Send to

Choose Destination
Rheumatology (Oxford). 2012 Dec;51(12):2146-54. doi: 10.1093/rheumatology/kes234. Epub 2012 Sep 12.

Focal adhesion kinase and reactive oxygen species contribute to the persistent fibrotic phenotype of lesional scleroderma fibroblasts.

Author information

Centre for Rheumatology, University College London (Royal Free Campus), London, UK.



Fibrotic diseases such as SSc (systemic sclerosis, scleroderma) are characterized by the abnormal presence of the myofibroblast, a specialized type of fibroblast that overexpresses the highly contractile protein α-smooth muscle actin. Myofibroblasts display excessive adhesive properties and hence exert a potent mechanical force. We aim to identify the precise contribution of adhesive signalling, which requires integrin-mediated activation of focal adhesion kinase (FAK)/src, to fibrogenic gene expression in normal and fibrotic SSc fibroblasts.


We subject either FAK wild-type and knockout fibroblasts or normal and SSc fibroblasts treated with FAK/src inhibitors to real-time polymerase chain, western blot, cell migration and collagen gel contraction analyses.


FAK operates downstream of both integrin β1 and reactive oxygen species (ROS) to promote the expression of genes involved in matrix production and remodelling, including CCN2, α-smooth muscle actin and type I collagen. Blocking either FAK/src with PP2 or ROS with N-acetyl cysteine alleviates the elevated contractile and migratory capability of lesional SSc dermal fibroblasts.


Excessive adhesive signalling is intimately involved with the fibrotic phenotype of lesional SSc fibroblasts; blocking adhesive signalling or ROS generation may be beneficial in controlling the fibrosis observed in SSc.
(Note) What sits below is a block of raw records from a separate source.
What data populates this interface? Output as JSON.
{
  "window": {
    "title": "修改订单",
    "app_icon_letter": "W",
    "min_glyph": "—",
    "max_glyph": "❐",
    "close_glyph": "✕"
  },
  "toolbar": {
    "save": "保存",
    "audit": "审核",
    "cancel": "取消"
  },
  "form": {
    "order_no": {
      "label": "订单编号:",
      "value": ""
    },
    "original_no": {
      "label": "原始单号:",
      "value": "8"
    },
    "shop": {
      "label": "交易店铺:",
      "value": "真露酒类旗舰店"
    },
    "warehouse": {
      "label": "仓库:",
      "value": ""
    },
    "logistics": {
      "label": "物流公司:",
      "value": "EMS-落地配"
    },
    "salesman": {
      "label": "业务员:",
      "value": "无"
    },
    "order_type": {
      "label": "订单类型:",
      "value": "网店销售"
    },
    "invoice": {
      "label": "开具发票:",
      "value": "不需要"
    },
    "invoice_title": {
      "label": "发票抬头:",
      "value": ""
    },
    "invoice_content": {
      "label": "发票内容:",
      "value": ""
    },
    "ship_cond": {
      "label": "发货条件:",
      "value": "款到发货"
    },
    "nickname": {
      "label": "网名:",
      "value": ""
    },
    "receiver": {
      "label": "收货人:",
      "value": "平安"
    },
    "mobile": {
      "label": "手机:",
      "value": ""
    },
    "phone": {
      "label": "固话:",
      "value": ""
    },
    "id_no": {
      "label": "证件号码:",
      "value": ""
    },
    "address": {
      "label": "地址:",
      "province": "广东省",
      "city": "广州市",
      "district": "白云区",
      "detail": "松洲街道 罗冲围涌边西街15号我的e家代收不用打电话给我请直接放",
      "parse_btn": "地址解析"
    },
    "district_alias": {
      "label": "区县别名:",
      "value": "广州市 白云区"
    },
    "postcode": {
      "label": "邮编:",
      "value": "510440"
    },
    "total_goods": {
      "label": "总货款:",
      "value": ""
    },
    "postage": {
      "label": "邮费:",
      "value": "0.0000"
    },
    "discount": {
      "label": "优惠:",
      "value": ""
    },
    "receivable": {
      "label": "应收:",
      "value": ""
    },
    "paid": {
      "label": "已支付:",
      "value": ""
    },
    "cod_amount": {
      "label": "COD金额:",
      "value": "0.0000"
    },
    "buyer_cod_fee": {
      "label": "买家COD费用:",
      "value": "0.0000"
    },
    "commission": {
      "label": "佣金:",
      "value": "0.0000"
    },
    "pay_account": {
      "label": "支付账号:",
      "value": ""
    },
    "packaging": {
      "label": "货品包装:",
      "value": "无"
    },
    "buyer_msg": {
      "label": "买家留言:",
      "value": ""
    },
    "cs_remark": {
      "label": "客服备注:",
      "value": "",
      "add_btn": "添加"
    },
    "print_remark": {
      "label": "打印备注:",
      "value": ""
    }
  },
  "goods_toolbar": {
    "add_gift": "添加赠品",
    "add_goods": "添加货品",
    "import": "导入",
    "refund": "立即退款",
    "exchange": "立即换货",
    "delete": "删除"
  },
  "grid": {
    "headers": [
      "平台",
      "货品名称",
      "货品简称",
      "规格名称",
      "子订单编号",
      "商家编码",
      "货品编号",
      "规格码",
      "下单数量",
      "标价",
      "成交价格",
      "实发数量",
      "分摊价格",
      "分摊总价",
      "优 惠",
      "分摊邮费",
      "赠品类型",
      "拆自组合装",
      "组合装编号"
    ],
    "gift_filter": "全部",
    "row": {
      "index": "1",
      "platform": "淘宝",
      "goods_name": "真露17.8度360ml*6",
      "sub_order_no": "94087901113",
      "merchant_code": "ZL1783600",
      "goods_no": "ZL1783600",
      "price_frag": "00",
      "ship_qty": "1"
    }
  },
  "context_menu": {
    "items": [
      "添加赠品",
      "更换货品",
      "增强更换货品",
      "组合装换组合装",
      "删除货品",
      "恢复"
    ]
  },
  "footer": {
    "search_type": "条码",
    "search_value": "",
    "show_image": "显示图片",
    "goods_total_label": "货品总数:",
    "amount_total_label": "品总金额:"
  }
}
[Indexed for MEDLINE]

Supplemental Content

Full text links

Icon for Silverchair Information Systems
Loading ...
Support Center